The minutes continuity of those championship squads is well above the Division-I median.
And since 2010, these four teams (Duke, North Carolina, Villanova, Kentucky) have a combined six National Championships.
Here’s a chart that shows how minutes continuity has changed amongst these four teams compared to the Division-I median since 2010.
It’s clear Villanova and Carolina have tried to rely on more experienced talent versus Duke and Kentucky that go the talent only route as of late.
A team full of completely talented freshman hasn’t exactly struck gold.
2015 Duke had a minutes continuity of 38.1 (senior Quinn Cook was critical to that team).
And 2012 Kentucky had a minutes continuity of 44.0 (sophomore Terrence Jones and Doron Lamb were big parts of that squad).
Minutes continuity might be less telling of pure success as of late, however, it doesn’t mean it’s not a good indicator of potential success.
Roy Williams wants experienced talent. This is after a season where Carolina had its lowest minutes continuity (40.8) since the 2013 season.
Minutes continuity should increase slightly this upcoming season because the Tar Heels return four players that all played 30% of available minutes on their own.
It might be more useful to look at continuity across positions for Carolina. Specifically, at the point guard and center/power forward positions.
Carolina has had a few seasons where point guard continuity was a bit tricky.

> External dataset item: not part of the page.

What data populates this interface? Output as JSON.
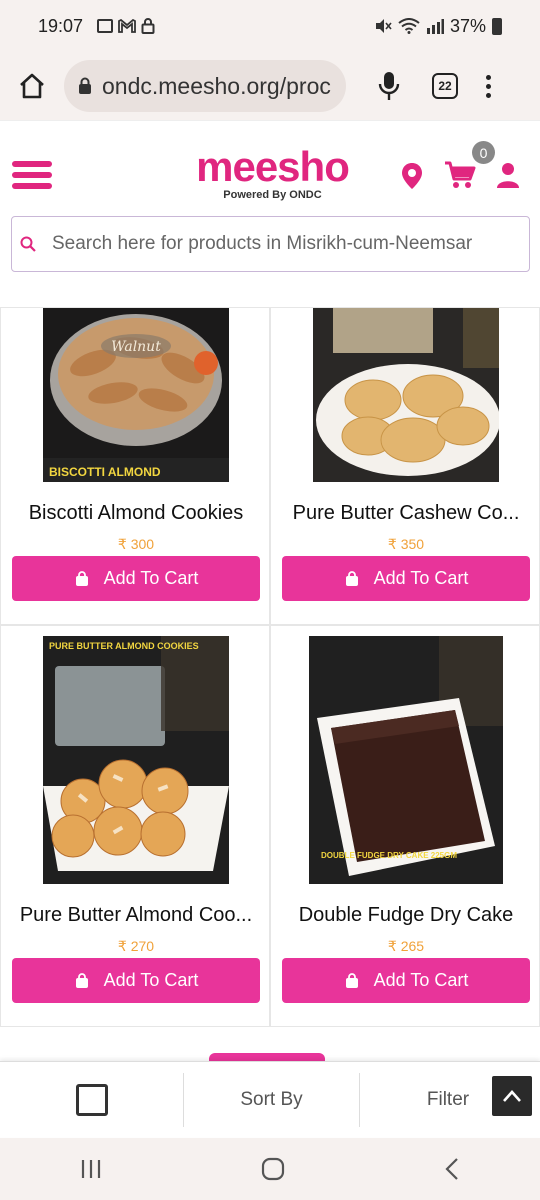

In 2006, only sophomore Quentin Thomas had a little experience. A freshman Bobby Frasor quarterbacked that squad and became the only freshman in the Roy Williams era to start every game in their rookie campaign.
2010 left Carolina with sophomore Larry Drew, who spilt some time with a freshman Dexter Strickland. That season was one to forget.
And in 2013, freshman Marcus Paige emerged at the position, however, senior Dexter Strickland was around to help at times.
2006, 2010, and 2013 weren’t exactly trademark seasons for the Tar Heels.
The 2018-19 squad has a massive void at this position.
Consider Jalek Felton played a higher percentage of available minutes than Seventh Woods last season. While Woods is entering his junior season, he has never played consistently.
This means Carolina might be relying on transfer K.J. Smith to play like his father or rely on raw talent in freshmen Coby White and Leaky Black.
Will the talent and inexperience be enough at this critical position?
Again in 2006, Carolina need to replace almost the whole roster. At this position, it helped to have a senior Byron Sanders and a freshman Tyler Hansbrough. David Noel had experience playing amongst big men as did a young Reyshawn Terry too.
In 2013, the Tar Heels had a hole at this position with only sophomore James Michael McAdoo returning to the team. Desmond Hubert and Jackson Simmons filled in a lot as sophomores, and there was a big learning curve for freshmen Brice Johnson and Joel James.
But that hole was nothing like the one last season in 2018. Luke Maye returned in an increased role, but no real continuity beyond that at these positions. Graduate transfer Cameron Johnson is more of a small-forward, and Johnson was brand new to the team too.
The freshman trio of Garrison Brooks, Sterling Manley, and Brandon Huffman were relied on to anchor this role on the team. And it was a tall order.
But it means Brooks, Manley, and Huffman all have a season under their belts now.
So, this upcoming season will be interesting
Because there is experience coming back. Maye and Kenny Williams are seniors. Cameron Johnson is a graduate senior. These are talented players.
Brooks, Manley, and Huffman have experience too. It’s not a ton, but it’s better than nothing.
Woods hasn’t played a ton, but he’s been in the program for multiple seasons.
Players like Andrew Platek, Brandon Robinson, and K.J. Smith all have some experience.
Plus, the talent level of the inexperienced players is better than its been in a long time. Nassir Little, Coby White, and Leaky Black are highly touted. Some call it the best class ever for Roy Williams.
Would you have talent or experience?
Roy Williams wants both, and he just might get it this upcoming season.